App and web page records

===

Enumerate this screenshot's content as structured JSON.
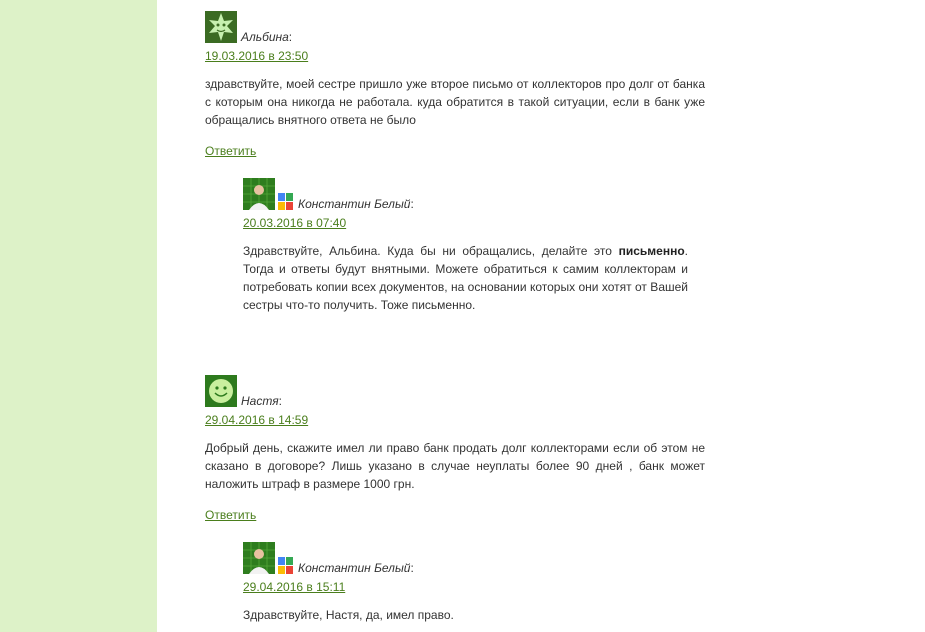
{
  "comments": [
    {
      "author": "Альбина",
      "date": "19.03.2016 в 23:50",
      "text": "здравствуйте, моей сестре пришло уже второе письмо от коллекторов про долг от банка с которым она никогда не работала. куда обратится в такой ситуации, если в банк уже обращались внятного ответа не было",
      "reply_label": "Ответить",
      "avatar_icon": "green-star-avatar-icon",
      "reply": {
        "author": "Константин Белый",
        "date": "20.03.2016 в 07:40",
        "text_before": "Здравствуйте, Альбина. Куда бы ни обращались, делайте это ",
        "text_bold": "письменно",
        "text_after": ". Тогда и ответы будут внятными. Можете обратиться к самим коллекторам и потребовать копии всех документов, на основании которых они хотят от Вашей сестры что-то получить. Тоже письменно.",
        "avatar_icon": "photo-avatar-icon",
        "badge_icon": "google-plus-icon"
      }
    },
    {
      "author": "Настя",
      "date": "29.04.2016 в 14:59",
      "text": "Добрый день, скажите имел ли право банк продать долг коллекторами если об этом не сказано в договоре? Лишь указано в случае неуплаты более 90 дней , банк может наложить штраф в размере 1000 грн.",
      "reply_label": "Ответить",
      "avatar_icon": "smiley-avatar-icon",
      "reply": {
        "author": "Константин Белый",
        "date": "29.04.2016 в 15:11",
        "text": "Здравствуйте, Настя, да, имел право.",
        "avatar_icon": "photo-avatar-icon",
        "badge_icon": "google-plus-icon"
      }
    }
  ],
  "colors": {
    "sidebar": "#ddf2c8",
    "link": "#4a7e1c",
    "text": "#333333"
  }
}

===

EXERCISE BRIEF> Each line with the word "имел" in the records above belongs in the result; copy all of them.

REPLY TO THE EXERCISE>
      "text": "Добрый день, скажите имел ли право банк продать долг коллекторами если об этом не сказано в договоре? Лишь указано в случае неуплаты более 90 дней , банк может наложить штраф в размере 1000 грн.",
        "text": "Здравствуйте, Настя, да, имел право.",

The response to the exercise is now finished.